• [Your assignment]
Which lines in the records below contain the word "Forwards"? Return each of them.
--- --- ---
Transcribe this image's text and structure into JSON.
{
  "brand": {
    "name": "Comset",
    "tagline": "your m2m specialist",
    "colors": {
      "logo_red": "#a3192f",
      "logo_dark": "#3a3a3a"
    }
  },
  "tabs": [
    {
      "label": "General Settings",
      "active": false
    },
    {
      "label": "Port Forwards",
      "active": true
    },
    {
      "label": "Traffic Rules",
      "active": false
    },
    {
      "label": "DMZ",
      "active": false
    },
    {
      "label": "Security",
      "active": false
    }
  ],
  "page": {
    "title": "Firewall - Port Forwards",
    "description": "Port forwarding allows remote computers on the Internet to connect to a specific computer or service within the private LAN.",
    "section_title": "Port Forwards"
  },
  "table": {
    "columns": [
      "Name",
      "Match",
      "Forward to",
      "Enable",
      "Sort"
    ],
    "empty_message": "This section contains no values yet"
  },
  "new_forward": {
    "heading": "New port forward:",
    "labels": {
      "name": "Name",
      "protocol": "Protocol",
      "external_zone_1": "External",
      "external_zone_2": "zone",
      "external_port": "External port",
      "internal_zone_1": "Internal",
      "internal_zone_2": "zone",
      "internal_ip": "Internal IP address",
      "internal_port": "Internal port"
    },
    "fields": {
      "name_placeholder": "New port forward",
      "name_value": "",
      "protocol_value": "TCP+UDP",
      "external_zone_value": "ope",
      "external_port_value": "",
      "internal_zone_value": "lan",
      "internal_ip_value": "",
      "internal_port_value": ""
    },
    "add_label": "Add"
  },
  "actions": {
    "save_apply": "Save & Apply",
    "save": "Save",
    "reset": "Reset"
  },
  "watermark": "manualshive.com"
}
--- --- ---
• [Task result]
      "label": "Port Forwards",
    "title": "Firewall - Port Forwards",
    "section_title": "Port Forwards"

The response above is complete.